I'm writing a fictional story with early industrial age technology where a chemist discovers not only that diamond and graphite are made of the same substance, but that they differ by crystalline structure (cubic vs hexagonal). However, I'd like this to be a realistic depiction if possible and the chemist does not have access to electron tunneling microscopy or advanced spectrographic methods. The farthest spectroscopy has gotten is Fraunhofer's spectroscope and John Herschel's evaporogram, with visible light and the beginnings of an understanding of infrared and ultraviolet. Would 1850's level spectroscopy or other technology of the time be able to demonstrate the crystal structures of carbon (specifically graphite and diamond) without a 1900's understanding of atomic structure?
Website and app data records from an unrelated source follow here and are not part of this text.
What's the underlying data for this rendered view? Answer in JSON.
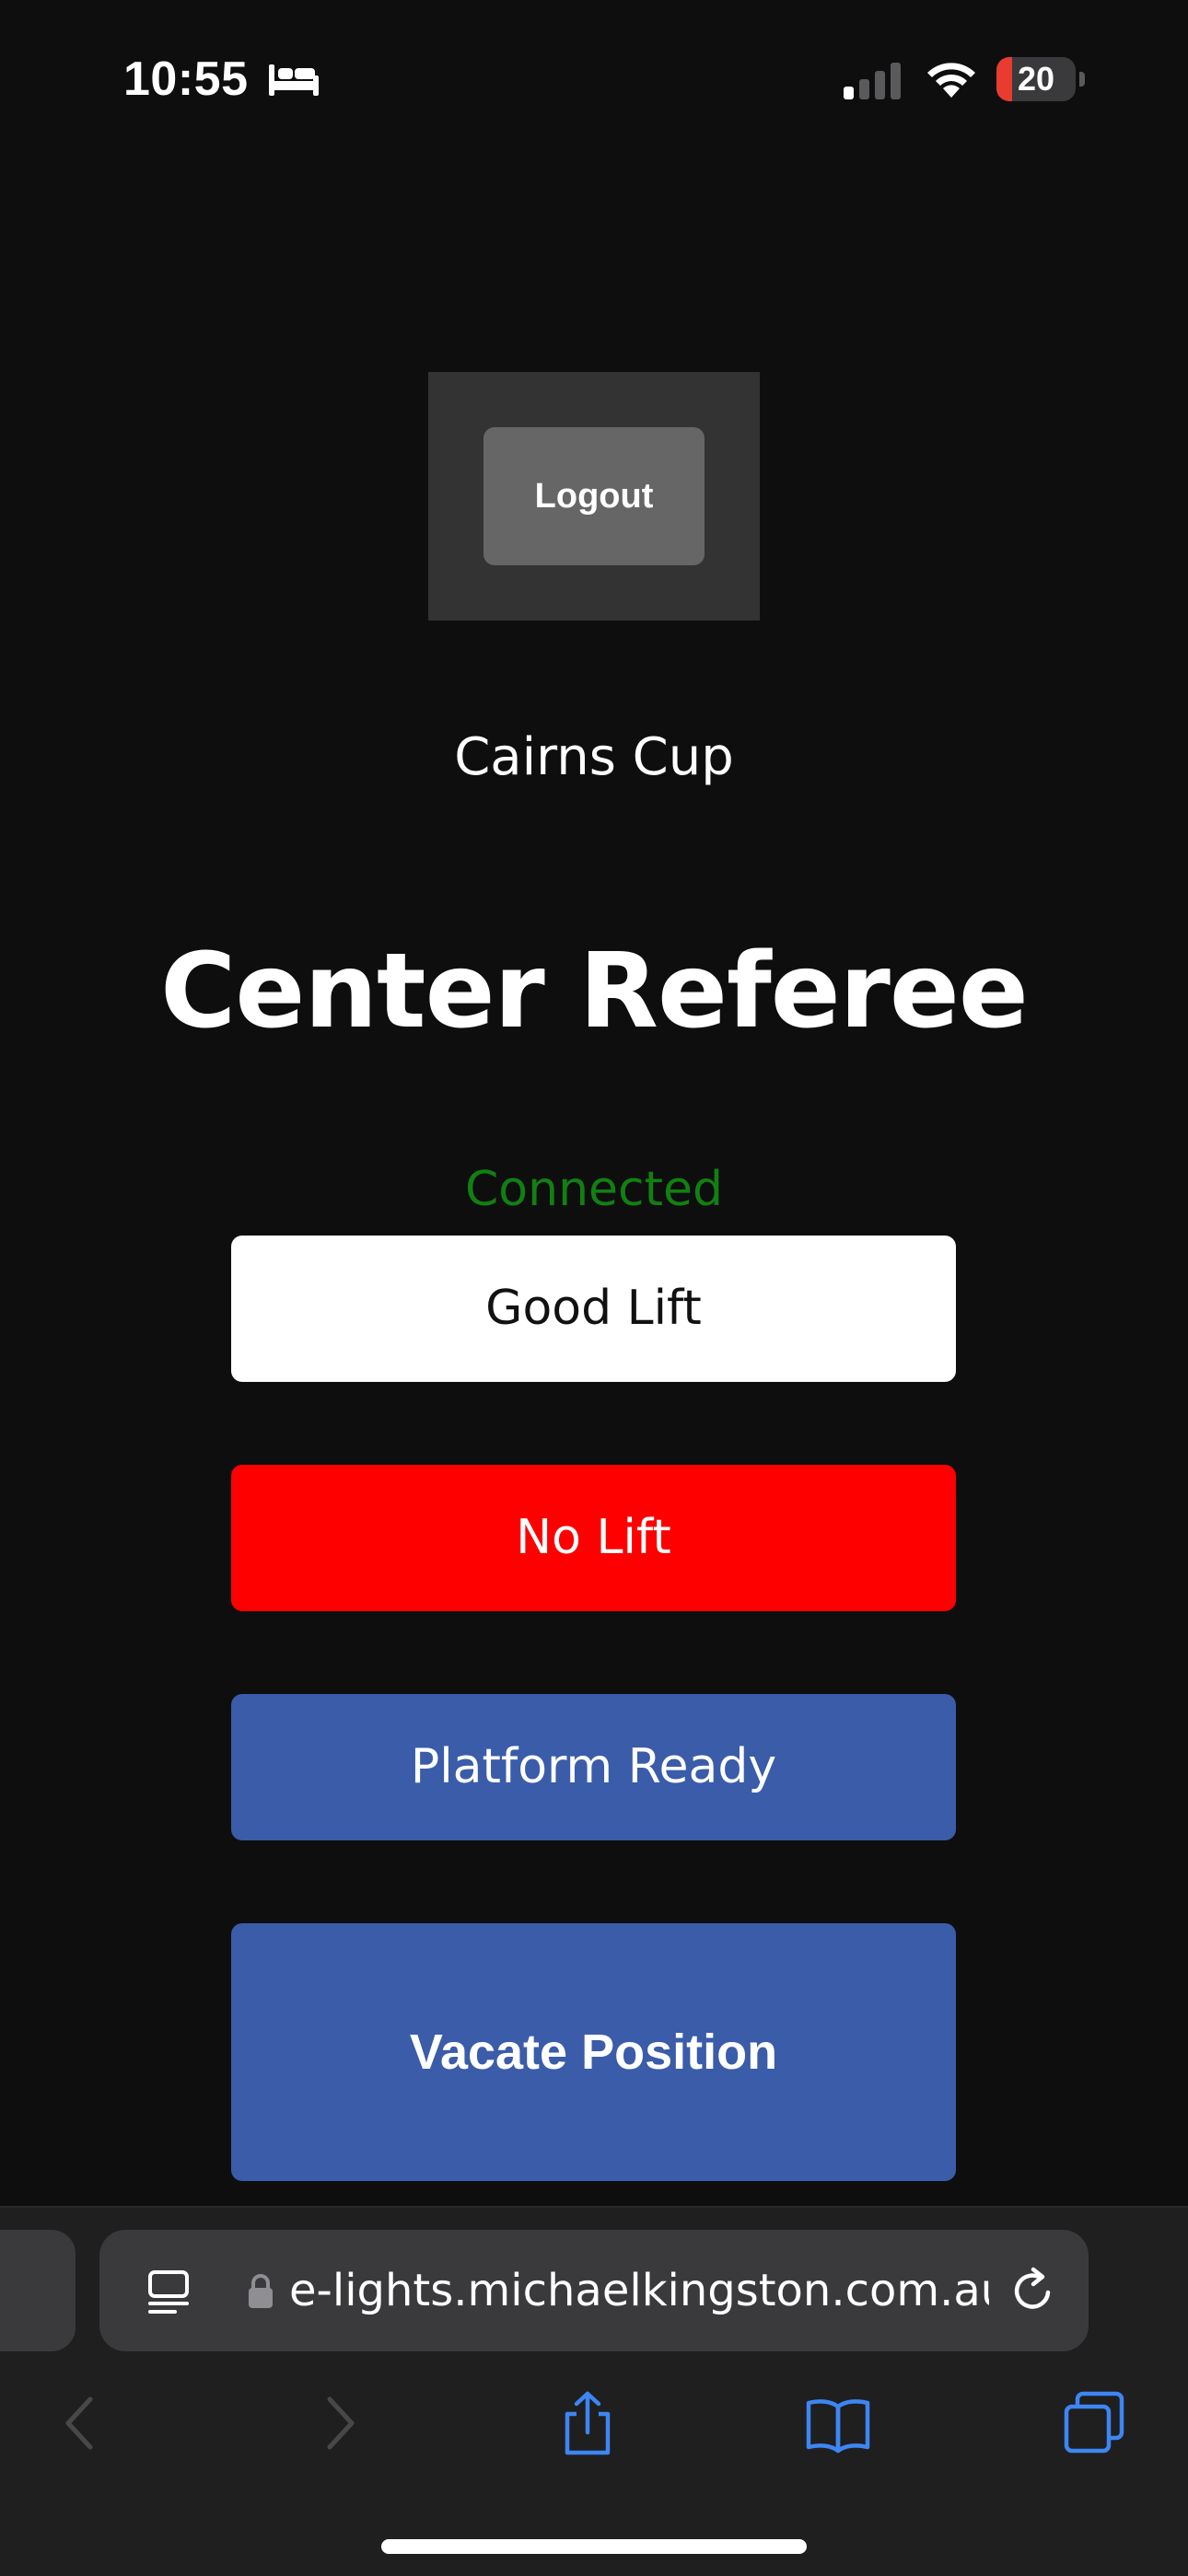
{
  "status_bar": {
    "time": "10:55",
    "battery_level": "20",
    "battery_fraction": 0.2,
    "icons": [
      "bed-icon",
      "cellular-signal-icon",
      "wifi-icon",
      "battery-icon"
    ],
    "battery_color": "#ea3b30"
  },
  "page": {
    "logout_label": "Logout",
    "event_name": "Cairns Cup",
    "title": "Center Referee",
    "connection_status": "Connected",
    "connection_color": "#118011"
  },
  "actions": {
    "good_lift": "Good Lift",
    "no_lift": "No Lift",
    "platform_ready": "Platform Ready",
    "vacate_position": "Vacate Position"
  },
  "colors": {
    "background": "#0e0e0f",
    "good_lift": "#ffffff",
    "no_lift": "#ff0000",
    "primary_blue": "#3a5ca9",
    "logout_frame": "#333333",
    "logout_button": "#666666"
  },
  "browser": {
    "url": "e-lights.michaelkingston.com.au",
    "toolbar_icons": [
      "back-icon",
      "forward-icon",
      "share-icon",
      "bookmarks-icon",
      "tabs-icon"
    ],
    "address_icons": [
      "reader-icon",
      "lock-icon",
      "reload-icon"
    ]
  }
}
Would 1850's level spectroscopy or other technology of the time be able to demonstrate the crystal structures of carbon (specifically graphite and diamond) without a 1900's understanding of atomic structure?
Yes, using visible light and petrographic microscopes. The field of optical mineralogy was mature enough by the mid-1800's for one to determine the crystal structure of minerals. In particular, the work of Sir William Nicol is worth investigating (thin but useful Wikipedia article).
I will add that there's a pretty simple way to determine whether or not the crystal structure of a mineral is the same or different than that of another mineral - the so-called crystal habit.
Finally, diamond exhibits conchoidal fracture, and graphite does not. This might be the easiest way to tell that the two minerals have different crystal structures.